--- Record set ---
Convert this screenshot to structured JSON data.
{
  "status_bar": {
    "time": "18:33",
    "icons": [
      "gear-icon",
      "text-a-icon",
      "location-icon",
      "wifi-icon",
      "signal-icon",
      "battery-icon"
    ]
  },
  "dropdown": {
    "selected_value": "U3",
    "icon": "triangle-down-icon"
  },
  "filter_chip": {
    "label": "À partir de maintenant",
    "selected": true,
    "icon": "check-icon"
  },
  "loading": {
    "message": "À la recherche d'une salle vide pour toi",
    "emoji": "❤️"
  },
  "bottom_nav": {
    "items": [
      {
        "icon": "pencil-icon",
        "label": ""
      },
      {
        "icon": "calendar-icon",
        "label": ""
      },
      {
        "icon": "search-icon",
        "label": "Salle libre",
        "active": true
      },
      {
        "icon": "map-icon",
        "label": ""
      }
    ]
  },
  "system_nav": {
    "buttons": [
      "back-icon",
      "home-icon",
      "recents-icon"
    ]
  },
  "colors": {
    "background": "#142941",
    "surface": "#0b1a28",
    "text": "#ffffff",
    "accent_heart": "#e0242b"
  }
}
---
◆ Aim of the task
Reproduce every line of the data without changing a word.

◆ Answer for the task
Convert this screenshot to structured JSON data.
{
  "status_bar": {
    "time": "18:33",
    "icons": [
      "gear-icon",
      "text-a-icon",
      "location-icon",
      "wifi-icon",
      "signal-icon",
      "battery-icon"
    ]
  },
  "dropdown": {
    "selected_value": "U3",
    "icon": "triangle-down-icon"
  },
  "filter_chip": {
    "label": "À partir de maintenant",
    "selected": true,
    "icon": "check-icon"
  },
  "loading": {
    "message": "À la recherche d'une salle vide pour toi",
    "emoji": "❤️"
  },
  "bottom_nav": {
    "items": [
      {
        "icon": "pencil-icon",
        "label": ""
      },
      {
        "icon": "calendar-icon",
        "label": ""
      },
      {
        "icon": "search-icon",
        "label": "Salle libre",
        "active": true
      },
      {
        "icon": "map-icon",
        "label": ""
      }
    ]
  },
  "system_nav": {
    "buttons": [
      "back-icon",
      "home-icon",
      "recents-icon"
    ]
  },
  "colors": {
    "background": "#142941",
    "surface": "#0b1a28",
    "text": "#ffffff",
    "accent_heart": "#e0242b"
  }
}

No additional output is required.